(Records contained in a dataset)
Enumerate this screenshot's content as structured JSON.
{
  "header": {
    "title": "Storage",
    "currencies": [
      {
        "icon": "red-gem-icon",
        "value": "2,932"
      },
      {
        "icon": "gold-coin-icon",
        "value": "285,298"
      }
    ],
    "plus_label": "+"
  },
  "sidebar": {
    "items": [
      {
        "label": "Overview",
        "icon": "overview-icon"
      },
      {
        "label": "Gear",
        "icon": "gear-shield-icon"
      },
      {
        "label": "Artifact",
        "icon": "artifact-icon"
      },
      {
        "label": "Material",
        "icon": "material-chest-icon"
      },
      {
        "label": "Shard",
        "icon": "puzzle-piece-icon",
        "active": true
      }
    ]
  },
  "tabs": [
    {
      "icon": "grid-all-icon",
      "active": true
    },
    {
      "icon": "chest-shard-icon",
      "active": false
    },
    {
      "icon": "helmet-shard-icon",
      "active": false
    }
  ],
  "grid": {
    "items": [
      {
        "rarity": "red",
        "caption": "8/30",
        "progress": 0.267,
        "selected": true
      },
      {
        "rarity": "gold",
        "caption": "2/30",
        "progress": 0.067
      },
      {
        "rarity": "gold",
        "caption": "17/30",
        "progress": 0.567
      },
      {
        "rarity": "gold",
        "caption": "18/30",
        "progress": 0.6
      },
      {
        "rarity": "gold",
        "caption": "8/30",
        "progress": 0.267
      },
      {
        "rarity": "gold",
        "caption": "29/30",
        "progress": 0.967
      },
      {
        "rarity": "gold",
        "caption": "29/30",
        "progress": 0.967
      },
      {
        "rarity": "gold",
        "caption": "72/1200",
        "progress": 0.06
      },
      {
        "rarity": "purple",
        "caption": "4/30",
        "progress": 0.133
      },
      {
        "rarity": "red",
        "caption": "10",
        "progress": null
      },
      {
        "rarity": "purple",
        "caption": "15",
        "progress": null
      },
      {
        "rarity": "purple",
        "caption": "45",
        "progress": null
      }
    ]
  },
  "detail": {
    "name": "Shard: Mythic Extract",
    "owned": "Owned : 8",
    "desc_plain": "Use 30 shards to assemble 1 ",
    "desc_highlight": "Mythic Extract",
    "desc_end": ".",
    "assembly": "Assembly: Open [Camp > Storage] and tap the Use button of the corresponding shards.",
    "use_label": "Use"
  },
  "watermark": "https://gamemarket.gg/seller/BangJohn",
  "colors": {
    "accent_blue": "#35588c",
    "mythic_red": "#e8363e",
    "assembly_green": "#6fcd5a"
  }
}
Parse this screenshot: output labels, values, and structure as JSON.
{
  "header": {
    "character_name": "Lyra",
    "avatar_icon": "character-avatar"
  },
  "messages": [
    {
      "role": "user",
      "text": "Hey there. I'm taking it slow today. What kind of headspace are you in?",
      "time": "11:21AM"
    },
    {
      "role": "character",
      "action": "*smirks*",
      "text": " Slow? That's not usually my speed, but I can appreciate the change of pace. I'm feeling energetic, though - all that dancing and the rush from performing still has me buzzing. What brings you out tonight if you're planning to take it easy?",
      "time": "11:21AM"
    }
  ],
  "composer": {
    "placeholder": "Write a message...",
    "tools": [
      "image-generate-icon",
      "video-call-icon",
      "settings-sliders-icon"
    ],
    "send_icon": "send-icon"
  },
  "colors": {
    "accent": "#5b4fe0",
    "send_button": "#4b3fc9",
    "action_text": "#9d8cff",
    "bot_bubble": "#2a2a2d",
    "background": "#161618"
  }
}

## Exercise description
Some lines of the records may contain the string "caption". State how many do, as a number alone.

## Task answer
12